France: French filmmaker Giulia Ducourneau, who won the Grand Prize at the Cannes Film Festival for Titan on Saturday, became addicted to goosebumps at an early age thanks to her parents, doctors.
At the age of 34, best known for her feature film debut, Raw, Ducourneau quickly established herself as an outstanding and daring director.
A growing up tale with a bloody twist, about a vegetarian teen who discovers that she likes human flesh and blood, swooned critics when it was shown at the 2016 Cannes Film Festival.
The influence of “Titan,” about a young woman who has sex with machines and kills carelessly, was much the same, with critics closing their eyes during several scenes.
She told AFP during the first week of the festival that the shortlisted for the Cannes Film Festival Grand Prize was successful.
“I’ve always wanted to present genre films or science fiction films at major festivals so that this part of French filmmaking is not ostracized,” she said.
“People need to understand that genre cinema is a way of talking about individuals and our deepest fears and desires deeply, bluntly and directly.”
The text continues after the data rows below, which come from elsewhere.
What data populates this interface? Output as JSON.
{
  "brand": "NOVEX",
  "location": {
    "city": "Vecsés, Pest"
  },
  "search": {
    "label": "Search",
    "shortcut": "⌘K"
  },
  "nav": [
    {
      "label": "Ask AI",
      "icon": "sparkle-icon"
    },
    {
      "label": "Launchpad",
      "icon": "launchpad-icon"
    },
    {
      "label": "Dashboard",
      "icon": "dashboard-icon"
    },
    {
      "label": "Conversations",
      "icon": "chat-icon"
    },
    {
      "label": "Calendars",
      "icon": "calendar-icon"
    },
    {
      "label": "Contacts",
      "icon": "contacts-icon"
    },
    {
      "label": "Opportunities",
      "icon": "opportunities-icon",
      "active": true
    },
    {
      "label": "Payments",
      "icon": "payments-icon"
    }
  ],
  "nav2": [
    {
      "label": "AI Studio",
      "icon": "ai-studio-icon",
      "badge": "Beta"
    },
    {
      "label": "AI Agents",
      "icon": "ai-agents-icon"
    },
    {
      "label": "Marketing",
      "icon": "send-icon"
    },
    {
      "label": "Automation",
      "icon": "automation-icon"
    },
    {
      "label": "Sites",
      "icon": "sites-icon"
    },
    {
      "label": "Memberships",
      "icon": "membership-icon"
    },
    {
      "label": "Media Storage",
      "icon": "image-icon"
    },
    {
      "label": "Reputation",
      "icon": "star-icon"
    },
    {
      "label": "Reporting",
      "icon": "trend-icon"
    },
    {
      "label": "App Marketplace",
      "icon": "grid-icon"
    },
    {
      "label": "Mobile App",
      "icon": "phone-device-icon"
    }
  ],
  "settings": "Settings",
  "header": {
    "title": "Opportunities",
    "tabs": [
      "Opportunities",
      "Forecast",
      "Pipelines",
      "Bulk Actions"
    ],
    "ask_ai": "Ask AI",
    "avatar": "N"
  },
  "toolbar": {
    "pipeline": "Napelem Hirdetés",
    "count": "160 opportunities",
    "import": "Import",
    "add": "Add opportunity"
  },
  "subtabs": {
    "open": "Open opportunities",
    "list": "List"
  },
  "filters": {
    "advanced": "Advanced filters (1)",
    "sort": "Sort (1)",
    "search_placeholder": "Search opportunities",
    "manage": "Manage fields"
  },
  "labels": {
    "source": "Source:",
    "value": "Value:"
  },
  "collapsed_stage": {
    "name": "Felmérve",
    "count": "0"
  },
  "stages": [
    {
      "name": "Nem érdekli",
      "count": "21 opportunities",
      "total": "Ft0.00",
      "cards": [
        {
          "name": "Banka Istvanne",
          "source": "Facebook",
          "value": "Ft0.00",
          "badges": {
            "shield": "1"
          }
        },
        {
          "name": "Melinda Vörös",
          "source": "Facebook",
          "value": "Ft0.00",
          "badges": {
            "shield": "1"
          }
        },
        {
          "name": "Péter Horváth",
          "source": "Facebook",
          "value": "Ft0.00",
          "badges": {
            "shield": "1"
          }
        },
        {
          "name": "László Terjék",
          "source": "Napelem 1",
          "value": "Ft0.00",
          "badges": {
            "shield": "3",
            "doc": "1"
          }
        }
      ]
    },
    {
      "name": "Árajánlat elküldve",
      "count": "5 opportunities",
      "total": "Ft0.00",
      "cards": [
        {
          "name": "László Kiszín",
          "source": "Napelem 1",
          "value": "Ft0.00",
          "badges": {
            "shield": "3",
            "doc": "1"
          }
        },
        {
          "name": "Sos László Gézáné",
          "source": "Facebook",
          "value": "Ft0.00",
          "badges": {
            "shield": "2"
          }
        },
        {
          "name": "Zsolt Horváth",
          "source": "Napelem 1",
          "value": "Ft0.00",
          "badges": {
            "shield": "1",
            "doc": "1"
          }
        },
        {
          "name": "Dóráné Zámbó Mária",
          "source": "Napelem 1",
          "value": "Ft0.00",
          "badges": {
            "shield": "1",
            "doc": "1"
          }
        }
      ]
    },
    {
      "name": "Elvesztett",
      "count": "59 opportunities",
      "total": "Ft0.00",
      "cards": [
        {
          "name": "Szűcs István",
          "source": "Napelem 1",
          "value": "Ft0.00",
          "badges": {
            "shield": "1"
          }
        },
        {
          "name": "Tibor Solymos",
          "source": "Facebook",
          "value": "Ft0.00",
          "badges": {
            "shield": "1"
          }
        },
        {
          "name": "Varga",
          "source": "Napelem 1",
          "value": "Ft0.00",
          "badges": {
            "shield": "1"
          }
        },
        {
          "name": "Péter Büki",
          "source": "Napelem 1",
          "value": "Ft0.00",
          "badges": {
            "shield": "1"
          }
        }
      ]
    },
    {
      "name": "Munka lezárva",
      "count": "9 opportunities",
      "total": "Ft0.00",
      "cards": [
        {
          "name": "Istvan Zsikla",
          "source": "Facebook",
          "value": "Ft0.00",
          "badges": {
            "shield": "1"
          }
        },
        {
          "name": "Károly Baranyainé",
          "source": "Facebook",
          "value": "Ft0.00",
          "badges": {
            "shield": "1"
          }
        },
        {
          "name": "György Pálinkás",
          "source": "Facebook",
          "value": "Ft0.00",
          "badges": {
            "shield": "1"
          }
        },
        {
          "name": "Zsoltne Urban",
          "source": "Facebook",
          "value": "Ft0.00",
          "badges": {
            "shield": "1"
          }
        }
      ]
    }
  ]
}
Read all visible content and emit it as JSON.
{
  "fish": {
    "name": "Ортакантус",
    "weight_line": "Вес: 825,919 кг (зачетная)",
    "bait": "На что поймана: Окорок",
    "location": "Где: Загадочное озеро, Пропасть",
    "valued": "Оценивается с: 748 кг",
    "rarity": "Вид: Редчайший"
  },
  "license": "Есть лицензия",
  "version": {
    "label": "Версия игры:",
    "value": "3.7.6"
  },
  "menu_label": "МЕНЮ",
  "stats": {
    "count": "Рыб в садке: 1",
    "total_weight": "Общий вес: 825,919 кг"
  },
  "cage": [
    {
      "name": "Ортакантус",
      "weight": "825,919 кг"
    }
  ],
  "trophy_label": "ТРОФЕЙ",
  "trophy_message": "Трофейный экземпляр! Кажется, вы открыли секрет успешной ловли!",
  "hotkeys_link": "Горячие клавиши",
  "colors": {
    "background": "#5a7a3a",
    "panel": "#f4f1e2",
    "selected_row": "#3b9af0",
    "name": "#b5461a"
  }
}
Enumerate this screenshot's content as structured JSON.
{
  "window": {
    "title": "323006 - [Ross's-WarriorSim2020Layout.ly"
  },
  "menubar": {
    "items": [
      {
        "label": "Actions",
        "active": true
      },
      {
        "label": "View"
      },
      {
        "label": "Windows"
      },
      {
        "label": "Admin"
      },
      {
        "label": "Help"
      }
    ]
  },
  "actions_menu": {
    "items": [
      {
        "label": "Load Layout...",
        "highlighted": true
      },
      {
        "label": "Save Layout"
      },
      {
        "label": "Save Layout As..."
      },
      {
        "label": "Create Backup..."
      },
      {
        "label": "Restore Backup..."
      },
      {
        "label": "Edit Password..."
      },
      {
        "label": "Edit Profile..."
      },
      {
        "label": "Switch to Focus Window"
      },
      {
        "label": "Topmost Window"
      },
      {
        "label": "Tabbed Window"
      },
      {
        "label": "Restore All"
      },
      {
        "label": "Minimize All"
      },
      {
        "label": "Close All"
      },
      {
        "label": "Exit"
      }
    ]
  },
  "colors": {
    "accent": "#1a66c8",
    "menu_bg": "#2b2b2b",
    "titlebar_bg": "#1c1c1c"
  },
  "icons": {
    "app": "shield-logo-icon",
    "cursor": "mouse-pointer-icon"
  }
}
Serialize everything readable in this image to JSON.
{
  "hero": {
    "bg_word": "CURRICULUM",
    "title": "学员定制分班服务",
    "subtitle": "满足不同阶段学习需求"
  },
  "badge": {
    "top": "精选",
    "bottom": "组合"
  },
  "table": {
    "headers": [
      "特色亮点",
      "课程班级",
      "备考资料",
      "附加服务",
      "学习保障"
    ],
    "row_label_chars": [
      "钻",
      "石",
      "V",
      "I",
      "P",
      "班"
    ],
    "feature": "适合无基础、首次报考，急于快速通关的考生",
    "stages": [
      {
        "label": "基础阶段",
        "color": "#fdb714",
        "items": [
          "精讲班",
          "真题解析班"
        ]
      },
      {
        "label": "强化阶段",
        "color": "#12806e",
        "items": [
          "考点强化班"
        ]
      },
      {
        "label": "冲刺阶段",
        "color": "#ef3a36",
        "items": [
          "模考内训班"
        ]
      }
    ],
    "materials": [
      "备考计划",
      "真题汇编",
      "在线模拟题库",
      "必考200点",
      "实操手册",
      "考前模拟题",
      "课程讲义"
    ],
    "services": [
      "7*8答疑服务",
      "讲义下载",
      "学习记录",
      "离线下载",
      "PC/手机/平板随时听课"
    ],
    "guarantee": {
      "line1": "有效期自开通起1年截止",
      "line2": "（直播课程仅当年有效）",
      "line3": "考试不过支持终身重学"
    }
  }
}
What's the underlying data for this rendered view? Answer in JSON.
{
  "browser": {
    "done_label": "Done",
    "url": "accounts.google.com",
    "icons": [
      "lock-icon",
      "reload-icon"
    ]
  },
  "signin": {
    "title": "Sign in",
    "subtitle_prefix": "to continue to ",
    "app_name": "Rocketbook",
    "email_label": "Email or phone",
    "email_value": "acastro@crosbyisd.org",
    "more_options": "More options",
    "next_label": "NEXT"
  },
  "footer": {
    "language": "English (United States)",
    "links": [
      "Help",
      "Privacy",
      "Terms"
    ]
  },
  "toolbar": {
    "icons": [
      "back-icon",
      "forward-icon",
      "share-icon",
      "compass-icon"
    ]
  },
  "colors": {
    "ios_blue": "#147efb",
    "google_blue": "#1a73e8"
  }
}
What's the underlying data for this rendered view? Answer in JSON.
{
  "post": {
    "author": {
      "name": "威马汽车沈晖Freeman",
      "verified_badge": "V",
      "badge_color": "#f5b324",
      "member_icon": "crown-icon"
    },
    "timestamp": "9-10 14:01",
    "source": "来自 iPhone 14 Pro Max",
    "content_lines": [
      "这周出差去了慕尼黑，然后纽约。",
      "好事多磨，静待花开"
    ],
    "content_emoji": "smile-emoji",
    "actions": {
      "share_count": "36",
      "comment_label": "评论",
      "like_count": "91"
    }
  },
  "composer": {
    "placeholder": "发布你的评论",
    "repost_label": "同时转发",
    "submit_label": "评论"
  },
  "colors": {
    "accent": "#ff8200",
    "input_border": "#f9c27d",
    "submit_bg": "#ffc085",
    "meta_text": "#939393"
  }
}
The flawless appearance of 39-year-old Ducourneau is in stark contrast to the messy collection of gore in her films.
The Paris-born daughter of a dermatologist father and a gynecologist mother, both moviegoers, suggests that her fascination with some of the most disturbing aspects of the human body has deep roots.
“Even as a little girl, I heard my parents talk about medical topics without taboos. It was their job. I loved poking my nose into their books, ”she said while promoting Raw.
Ducurnau was clearly pleased at the Titan press conference in Cannes when a critic compared her film to David Cronenberg’s Catastrophe and David Lynch’s Blue Velvet.
She also cites Brian de Palma, Pier Paolo Pasolini, and Na Hong-jin as influences.
When she was only six years old, she secretly watched The Texas Chainsaw Massacre and as she grew up devoured the chilling Gothic stories of Edgar Allan Poe.
Ducourneau was a brilliant student, earning a double degree in French literature and English, and then began writing screenplays at the prestigious Femis film school in Paris.
Her short-listed 2011 short film Junior, shortlisted for the Cannes Critics’ Award, has already shown her passion for physical transformation.
“Genre films are the obvious choice for me to talk about the human body. A human body that changes and opens, ”she told Telerama magazine.– AFP